TRY IT:
Keeping every word in place, write out the entries that come next.

*** THE DATA ***

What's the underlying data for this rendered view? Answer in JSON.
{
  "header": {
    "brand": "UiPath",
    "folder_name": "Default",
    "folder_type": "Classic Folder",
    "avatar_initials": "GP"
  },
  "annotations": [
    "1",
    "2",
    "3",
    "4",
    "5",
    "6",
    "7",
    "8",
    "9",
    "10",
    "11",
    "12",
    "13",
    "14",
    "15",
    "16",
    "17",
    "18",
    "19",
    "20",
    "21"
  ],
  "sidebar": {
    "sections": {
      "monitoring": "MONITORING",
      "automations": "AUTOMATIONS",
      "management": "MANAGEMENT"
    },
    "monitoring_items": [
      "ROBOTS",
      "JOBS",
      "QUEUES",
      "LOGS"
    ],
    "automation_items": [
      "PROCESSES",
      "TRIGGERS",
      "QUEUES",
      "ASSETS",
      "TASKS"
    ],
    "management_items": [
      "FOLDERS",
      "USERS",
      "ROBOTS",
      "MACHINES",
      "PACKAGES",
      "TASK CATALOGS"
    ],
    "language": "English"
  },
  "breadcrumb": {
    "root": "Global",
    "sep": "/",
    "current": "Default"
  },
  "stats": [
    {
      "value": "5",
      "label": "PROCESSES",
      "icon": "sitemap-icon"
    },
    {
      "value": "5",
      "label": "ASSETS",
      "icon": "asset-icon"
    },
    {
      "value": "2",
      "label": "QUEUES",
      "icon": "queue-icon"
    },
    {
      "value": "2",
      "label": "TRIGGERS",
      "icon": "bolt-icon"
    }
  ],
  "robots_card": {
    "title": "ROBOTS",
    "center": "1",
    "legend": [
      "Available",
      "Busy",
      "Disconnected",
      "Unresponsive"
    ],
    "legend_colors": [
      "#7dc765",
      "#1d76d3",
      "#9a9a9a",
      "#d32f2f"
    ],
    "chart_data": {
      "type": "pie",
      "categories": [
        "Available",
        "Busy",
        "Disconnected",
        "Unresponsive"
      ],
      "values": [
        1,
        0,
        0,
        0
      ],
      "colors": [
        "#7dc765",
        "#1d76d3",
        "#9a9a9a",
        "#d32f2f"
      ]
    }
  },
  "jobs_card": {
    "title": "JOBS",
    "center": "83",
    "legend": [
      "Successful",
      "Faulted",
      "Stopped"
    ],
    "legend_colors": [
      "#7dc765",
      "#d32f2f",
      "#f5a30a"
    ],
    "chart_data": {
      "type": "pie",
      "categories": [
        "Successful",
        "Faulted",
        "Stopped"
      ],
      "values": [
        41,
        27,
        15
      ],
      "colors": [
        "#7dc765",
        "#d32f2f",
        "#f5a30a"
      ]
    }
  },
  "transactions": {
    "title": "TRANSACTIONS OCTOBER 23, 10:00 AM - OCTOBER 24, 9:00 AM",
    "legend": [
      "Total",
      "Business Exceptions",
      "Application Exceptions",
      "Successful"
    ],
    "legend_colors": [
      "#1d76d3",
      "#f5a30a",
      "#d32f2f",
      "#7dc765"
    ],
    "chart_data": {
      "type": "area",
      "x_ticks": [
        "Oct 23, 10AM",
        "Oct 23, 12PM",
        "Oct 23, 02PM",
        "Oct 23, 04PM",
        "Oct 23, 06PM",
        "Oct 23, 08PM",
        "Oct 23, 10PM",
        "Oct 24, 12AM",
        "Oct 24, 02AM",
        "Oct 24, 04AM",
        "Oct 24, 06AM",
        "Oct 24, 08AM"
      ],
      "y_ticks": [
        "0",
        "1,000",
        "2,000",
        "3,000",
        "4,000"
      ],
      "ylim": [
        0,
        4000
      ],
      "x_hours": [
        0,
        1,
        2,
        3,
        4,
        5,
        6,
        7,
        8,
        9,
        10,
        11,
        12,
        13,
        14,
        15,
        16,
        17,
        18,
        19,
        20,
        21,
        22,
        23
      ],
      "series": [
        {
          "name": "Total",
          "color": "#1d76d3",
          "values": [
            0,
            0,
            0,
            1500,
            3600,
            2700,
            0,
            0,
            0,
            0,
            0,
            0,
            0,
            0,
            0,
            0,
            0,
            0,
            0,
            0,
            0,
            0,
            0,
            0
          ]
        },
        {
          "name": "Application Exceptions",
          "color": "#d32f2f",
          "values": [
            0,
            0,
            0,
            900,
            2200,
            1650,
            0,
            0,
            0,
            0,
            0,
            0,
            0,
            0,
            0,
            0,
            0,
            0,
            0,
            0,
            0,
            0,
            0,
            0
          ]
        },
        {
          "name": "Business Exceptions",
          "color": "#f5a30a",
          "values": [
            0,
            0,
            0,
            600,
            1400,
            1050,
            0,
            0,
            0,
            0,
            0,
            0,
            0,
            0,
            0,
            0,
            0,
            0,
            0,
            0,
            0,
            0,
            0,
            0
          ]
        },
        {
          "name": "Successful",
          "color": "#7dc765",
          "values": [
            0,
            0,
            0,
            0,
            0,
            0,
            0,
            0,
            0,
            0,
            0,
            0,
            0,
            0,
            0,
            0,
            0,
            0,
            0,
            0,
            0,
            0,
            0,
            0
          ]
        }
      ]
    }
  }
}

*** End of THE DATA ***

EXPECTED OUTPUT:
What's the underlying data for this rendered view? Answer in JSON.
{
  "header": {
    "brand": "UiPath",
    "folder_name": "Default",
    "folder_type": "Classic Folder",
    "avatar_initials": "GP"
  },
  "annotations": [
    "1",
    "2",
    "3",
    "4",
    "5",
    "6",
    "7",
    "8",
    "9",
    "10",
    "11",
    "12",
    "13",
    "14",
    "15",
    "16",
    "17",
    "18",
    "19",
    "20",
    "21"
  ],
  "sidebar": {
    "sections": {
      "monitoring": "MONITORING",
      "automations": "AUTOMATIONS",
      "management": "MANAGEMENT"
    },
    "monitoring_items": [
      "ROBOTS",
      "JOBS",
      "QUEUES",
      "LOGS"
    ],
    "automation_items": [
      "PROCESSES",
      "TRIGGERS",
      "QUEUES",
      "ASSETS",
      "TASKS"
    ],
    "management_items": [
      "FOLDERS",
      "USERS",
      "ROBOTS",
      "MACHINES",
      "PACKAGES",
      "TASK CATALOGS"
    ],
    "language": "English"
  },
  "breadcrumb": {
    "root": "Global",
    "sep": "/",
    "current": "Default"
  },
  "stats": [
    {
      "value": "5",
      "label": "PROCESSES",
      "icon": "sitemap-icon"
    },
    {
      "value": "5",
      "label": "ASSETS",
      "icon": "asset-icon"
    },
    {
      "value": "2",
      "label": "QUEUES",
      "icon": "queue-icon"
    },
    {
      "value": "2",
      "label": "TRIGGERS",
      "icon": "bolt-icon"
    }
  ],
  "robots_card": {
    "title": "ROBOTS",
    "center": "1",
    "legend": [
      "Available",
      "Busy",
      "Disconnected",
      "Unresponsive"
    ],
    "legend_colors": [
      "#7dc765",
      "#1d76d3",
      "#9a9a9a",
      "#d32f2f"
    ],
    "chart_data": {
      "type": "pie",
      "categories": [
        "Available",
        "Busy",
        "Disconnected",
        "Unresponsive"
      ],
      "values": [
        1,
        0,
        0,
        0
      ],
      "colors": [
        "#7dc765",
        "#1d76d3",
        "#9a9a9a",
        "#d32f2f"
      ]
    }
  },
  "jobs_card": {
    "title": "JOBS",
    "center": "83",
    "legend": [
      "Successful",
      "Faulted",
      "Stopped"
    ],
    "legend_colors": [
      "#7dc765",
      "#d32f2f",
      "#f5a30a"
    ],
    "chart_data": {
      "type": "pie",
      "categories": [
        "Successful",
        "Faulted",
        "Stopped"
      ],
      "values": [
        41,
        27,
        15
      ],
      "colors": [
        "#7dc765",
        "#d32f2f",
        "#f5a30a"
      ]
    }
  },
  "transactions": {
    "title": "TRANSACTIONS OCTOBER 23, 10:00 AM - OCTOBER 24, 9:00 AM",
    "legend": [
      "Total",
      "Business Exceptions",
      "Application Exceptions",
      "Successful"
    ],
    "legend_colors": [
      "#1d76d3",
      "#f5a30a",
      "#d32f2f",
      "#7dc765"
    ],
    "chart_data": {
      "type": "area",
      "x_ticks": [
        "Oct 23, 10AM",
        "Oct 23, 12PM",
        "Oct 23, 02PM",
        "Oct 23, 04PM",
        "Oct 23, 06PM",
        "Oct 23, 08PM",
        "Oct 23, 10PM",
        "Oct 24, 12AM",
        "Oct 24, 02AM",
        "Oct 24, 04AM",
        "Oct 24, 06AM",
        "Oct 24, 08AM"
      ],
      "y_ticks": [
        "0",
        "1,000",
        "2,000",
        "3,000",
        "4,000"
      ],
      "ylim": [
        0,
        4000
      ],
      "x_hours": [
        0,
        1,
        2,
        3,
        4,
        5,
        6,
        7,
        8,
        9,
        10,
        11,
        12,
        13,
        14,
        15,
        16,
        17,
        18,
        19,
        20,
        21,
        22,
        23
      ],
      "series": [
        {
          "name": "Total",
          "color": "#1d76d3",
          "values": [
            0,
            0,
            0,
            1500,
            3600,
            2700,
            0,
            0,
            0,
            0,
            0,
            0,
            0,
            0,
            0,
            0,
            0,
            0,
            0,
            0,
            0,
            0,
            0,
            0
          ]
        },
        {
          "name": "Application Exceptions",
          "color": "#d32f2f",
          "values": [
            0,
            0,
            0,
            900,
            2200,
            1650,
            0,
            0,
            0,
            0,
            0,
            0,
            0,
            0,
            0,
            0,
            0,
            0,
            0,
            0,
            0,
            0,
            0,
            0
          ]
        },
        {
          "name": "Business Exceptions",
          "color": "#f5a30a",
          "values": [
            0,
            0,
            0,
            600,
            1400,
            1050,
            0,
            0,
            0,
            0,
            0,
            0,
            0,
            0,
            0,
            0,
            0,
            0,
            0,
            0,
            0,
            0,
            0,
            0
          ]
        },
        {
          "name": "Successful",
          "color": "#7dc765",
          "values": [
            0,
            0,
            0,
            0,
            0,
            0,
            0,
            0,
            0,
            0,
            0,
            0,
            0,
            0,
            0,
            0,
            0,
            0,
            0,
            0,
            0,
            0,
            0,
            0
          ]
        }
      ]
    }
  }
}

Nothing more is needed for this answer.